Slavs and Tatars
May 04 - May 08 2011
Swiss Institute is proud to open an exhibition in conjunction with the U.S. launch of Slavs and Tatars book Molla Nasreddin: the magazine that would’ve, could’ve, should’ve, a legendary Azeri political satire and perhaps the most important Muslim periodical of the 20th century.

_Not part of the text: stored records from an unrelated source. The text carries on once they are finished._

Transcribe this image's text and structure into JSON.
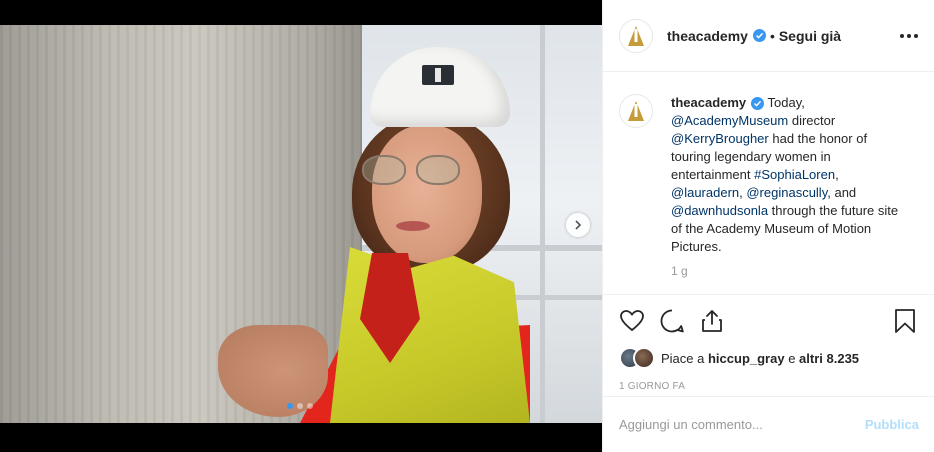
{
  "post": {
    "username": "theacademy",
    "follow_separator": "•",
    "follow_label": "Segui già",
    "caption": {
      "username": "theacademy",
      "segments": [
        {
          "type": "text",
          "value": " Today, "
        },
        {
          "type": "link",
          "value": "@AcademyMuseum"
        },
        {
          "type": "text",
          "value": " director "
        },
        {
          "type": "link",
          "value": "@KerryBrougher"
        },
        {
          "type": "text",
          "value": " had the honor of touring legendary women in entertainment "
        },
        {
          "type": "link",
          "value": "#SophiaLoren"
        },
        {
          "type": "text",
          "value": ", "
        },
        {
          "type": "link",
          "value": "@lauradern"
        },
        {
          "type": "text",
          "value": ", "
        },
        {
          "type": "link",
          "value": "@reginascully"
        },
        {
          "type": "text",
          "value": ", and "
        },
        {
          "type": "link",
          "value": "@dawnhudsonla"
        },
        {
          "type": "text",
          "value": " through the future site of the Academy Museum of Motion Pictures."
        }
      ]
    },
    "caption_time": "1 g",
    "likes": {
      "prefix": "Piace a ",
      "user": "hiccup_gray",
      "middle": " e ",
      "others": "altri 8.235"
    },
    "posted_ago": "1 GIORNO FA",
    "comment_placeholder": "Aggiungi un commento...",
    "publish_label": "Pubblica"
  },
  "carousel": {
    "dots": 3,
    "active_index": 0
  },
  "icons": {
    "logo": "oscar-statuette-icon",
    "verified": "verified-badge-icon",
    "more": "more-options-icon",
    "like": "heart-icon",
    "comment": "comment-bubble-icon",
    "share": "share-icon",
    "save": "bookmark-icon",
    "next": "chevron-right-icon"
  },
  "colors": {
    "link": "#003569",
    "verified": "#3897f0",
    "publish_disabled": "#b2dffc",
    "oscar_gold": "#c69c3b"
  }
}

Featuring illustrations reminiscent of a Daumier of the Caucasus, Molla Nasreddin was read from Morocco to Iran; it addressed issues–gender equality, Islam’s integration of Modernity, education, Western meddling–as relevant and urgent today for a global audience, as when it was first published, in the Caucasus, a century ago. In the SI Reading Room, Slavs and Tatars will present a select archive of printed matter on the rambunctious, rowdy case study of complexity otherwise known as the Caucasus, sandwiched between the Bolshevism of Russia, revolutionary Islam of Iran and a declining Ottoman Empire.
Slavs and Tatars is a faction of polemics and intimacies devoted to an area east of the former Berlin Wall and west of the Great Wall of China known as Eurasia. The collective’s work spans several media, disciplines, and a broad spectrum of cultural registers (high and low) focusing on an oft-forgotten sphere of influence between Slavs, Caucasians and Central Asians.
Image: Page from Slavs and Tatars presents Molla Nasreddin: the magazine that would’ve, could’ve, should’ve(JRP-Ringier, 2011).